*Work instruction*
Nothing should be left out: repeat all the data exactly.

*Supplied entries*
◆ ◆ ◆ ◆ ◆ ◆ ◆

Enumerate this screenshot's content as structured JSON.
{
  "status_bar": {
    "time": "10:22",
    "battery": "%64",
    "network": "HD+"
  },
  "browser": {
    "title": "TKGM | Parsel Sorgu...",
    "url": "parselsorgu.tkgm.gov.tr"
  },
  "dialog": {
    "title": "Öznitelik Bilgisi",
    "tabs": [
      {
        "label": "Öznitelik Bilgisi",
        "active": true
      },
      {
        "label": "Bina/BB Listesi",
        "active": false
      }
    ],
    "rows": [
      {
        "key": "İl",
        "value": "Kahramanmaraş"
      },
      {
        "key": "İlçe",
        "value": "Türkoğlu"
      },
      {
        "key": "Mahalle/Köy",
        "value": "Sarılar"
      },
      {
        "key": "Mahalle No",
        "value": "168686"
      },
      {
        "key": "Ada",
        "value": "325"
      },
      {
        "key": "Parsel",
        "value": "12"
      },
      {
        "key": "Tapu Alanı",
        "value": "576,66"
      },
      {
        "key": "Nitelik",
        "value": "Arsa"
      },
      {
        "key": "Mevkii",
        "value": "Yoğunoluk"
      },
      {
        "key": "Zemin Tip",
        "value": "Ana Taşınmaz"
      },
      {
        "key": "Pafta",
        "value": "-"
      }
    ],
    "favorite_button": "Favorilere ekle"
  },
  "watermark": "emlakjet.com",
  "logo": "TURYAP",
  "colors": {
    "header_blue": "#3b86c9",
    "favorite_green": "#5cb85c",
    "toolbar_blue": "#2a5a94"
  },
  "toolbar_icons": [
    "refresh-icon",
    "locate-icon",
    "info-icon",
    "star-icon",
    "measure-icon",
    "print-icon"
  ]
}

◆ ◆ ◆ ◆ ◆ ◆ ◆

*Solution for this exercise*
Enumerate this screenshot's content as structured JSON.
{
  "status_bar": {
    "time": "10:22",
    "battery": "%64",
    "network": "HD+"
  },
  "browser": {
    "title": "TKGM | Parsel Sorgu...",
    "url": "parselsorgu.tkgm.gov.tr"
  },
  "dialog": {
    "title": "Öznitelik Bilgisi",
    "tabs": [
      {
        "label": "Öznitelik Bilgisi",
        "active": true
      },
      {
        "label": "Bina/BB Listesi",
        "active": false
      }
    ],
    "rows": [
      {
        "key": "İl",
        "value": "Kahramanmaraş"
      },
      {
        "key": "İlçe",
        "value": "Türkoğlu"
      },
      {
        "key": "Mahalle/Köy",
        "value": "Sarılar"
      },
      {
        "key": "Mahalle No",
        "value": "168686"
      },
      {
        "key": "Ada",
        "value": "325"
      },
      {
        "key": "Parsel",
        "value": "12"
      },
      {
        "key": "Tapu Alanı",
        "value": "576,66"
      },
      {
        "key": "Nitelik",
        "value": "Arsa"
      },
      {
        "key": "Mevkii",
        "value": "Yoğunoluk"
      },
      {
        "key": "Zemin Tip",
        "value": "Ana Taşınmaz"
      },
      {
        "key": "Pafta",
        "value": "-"
      }
    ],
    "favorite_button": "Favorilere ekle"
  },
  "watermark": "emlakjet.com",
  "logo": "TURYAP",
  "colors": {
    "header_blue": "#3b86c9",
    "favorite_green": "#5cb85c",
    "toolbar_blue": "#2a5a94"
  },
  "toolbar_icons": [
    "refresh-icon",
    "locate-icon",
    "info-icon",
    "star-icon",
    "measure-icon",
    "print-icon"
  ]
}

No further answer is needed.